* _Instructions for the task_: Extract every line below, verbatim.
--*--
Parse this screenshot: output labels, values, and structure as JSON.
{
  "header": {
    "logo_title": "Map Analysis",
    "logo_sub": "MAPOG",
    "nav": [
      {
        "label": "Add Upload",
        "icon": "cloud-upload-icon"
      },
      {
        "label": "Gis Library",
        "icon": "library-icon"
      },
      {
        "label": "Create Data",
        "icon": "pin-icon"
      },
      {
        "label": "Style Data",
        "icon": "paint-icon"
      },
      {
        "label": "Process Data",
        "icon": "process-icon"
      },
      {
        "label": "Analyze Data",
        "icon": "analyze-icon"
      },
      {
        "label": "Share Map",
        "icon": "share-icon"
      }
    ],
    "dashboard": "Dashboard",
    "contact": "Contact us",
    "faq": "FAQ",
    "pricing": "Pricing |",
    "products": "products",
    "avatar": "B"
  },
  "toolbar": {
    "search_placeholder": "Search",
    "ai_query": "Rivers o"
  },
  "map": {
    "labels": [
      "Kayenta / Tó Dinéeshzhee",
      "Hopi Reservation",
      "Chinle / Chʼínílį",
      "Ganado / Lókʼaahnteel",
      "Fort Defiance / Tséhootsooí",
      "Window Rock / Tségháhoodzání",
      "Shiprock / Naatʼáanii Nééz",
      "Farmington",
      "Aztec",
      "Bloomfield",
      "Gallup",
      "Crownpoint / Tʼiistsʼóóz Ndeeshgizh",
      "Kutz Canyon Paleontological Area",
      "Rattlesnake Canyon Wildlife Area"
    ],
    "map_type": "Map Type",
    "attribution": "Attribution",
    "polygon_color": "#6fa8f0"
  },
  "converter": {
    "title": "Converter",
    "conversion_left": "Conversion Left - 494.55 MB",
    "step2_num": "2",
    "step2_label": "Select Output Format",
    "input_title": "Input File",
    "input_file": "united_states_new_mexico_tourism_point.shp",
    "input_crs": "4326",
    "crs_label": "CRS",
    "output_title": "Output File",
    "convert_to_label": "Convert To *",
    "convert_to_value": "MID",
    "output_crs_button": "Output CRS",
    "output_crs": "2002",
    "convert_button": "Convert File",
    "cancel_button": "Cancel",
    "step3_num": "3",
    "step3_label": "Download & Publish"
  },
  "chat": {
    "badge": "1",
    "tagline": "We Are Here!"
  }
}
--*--
* _Exercise response_:
Parse this screenshot: output labels, values, and structure as JSON.
{
  "header": {
    "logo_title": "Map Analysis",
    "logo_sub": "MAPOG",
    "nav": [
      {
        "label": "Add Upload",
        "icon": "cloud-upload-icon"
      },
      {
        "label": "Gis Library",
        "icon": "library-icon"
      },
      {
        "label": "Create Data",
        "icon": "pin-icon"
      },
      {
        "label": "Style Data",
        "icon": "paint-icon"
      },
      {
        "label": "Process Data",
        "icon": "process-icon"
      },
      {
        "label": "Analyze Data",
        "icon": "analyze-icon"
      },
      {
        "label": "Share Map",
        "icon": "share-icon"
      }
    ],
    "dashboard": "Dashboard",
    "contact": "Contact us",
    "faq": "FAQ",
    "pricing": "Pricing |",
    "products": "products",
    "avatar": "B"
  },
  "toolbar": {
    "search_placeholder": "Search",
    "ai_query": "Rivers o"
  },
  "map": {
    "labels": [
      "Kayenta / Tó Dinéeshzhee",
      "Hopi Reservation",
      "Chinle / Chʼínílį",
      "Ganado / Lókʼaahnteel",
      "Fort Defiance / Tséhootsooí",
      "Window Rock / Tségháhoodzání",
      "Shiprock / Naatʼáanii Nééz",
      "Farmington",
      "Aztec",
      "Bloomfield",
      "Gallup",
      "Crownpoint / Tʼiistsʼóóz Ndeeshgizh",
      "Kutz Canyon Paleontological Area",
      "Rattlesnake Canyon Wildlife Area"
    ],
    "map_type": "Map Type",
    "attribution": "Attribution",
    "polygon_color": "#6fa8f0"
  },
  "converter": {
    "title": "Converter",
    "conversion_left": "Conversion Left - 494.55 MB",
    "step2_num": "2",
    "step2_label": "Select Output Format",
    "input_title": "Input File",
    "input_file": "united_states_new_mexico_tourism_point.shp",
    "input_crs": "4326",
    "crs_label": "CRS",
    "output_title": "Output File",
    "convert_to_label": "Convert To *",
    "convert_to_value": "MID",
    "output_crs_button": "Output CRS",
    "output_crs": "2002",
    "convert_button": "Convert File",
    "cancel_button": "Cancel",
    "step3_num": "3",
    "step3_label": "Download & Publish"
  },
  "chat": {
    "badge": "1",
    "tagline": "We Are Here!"
  }
}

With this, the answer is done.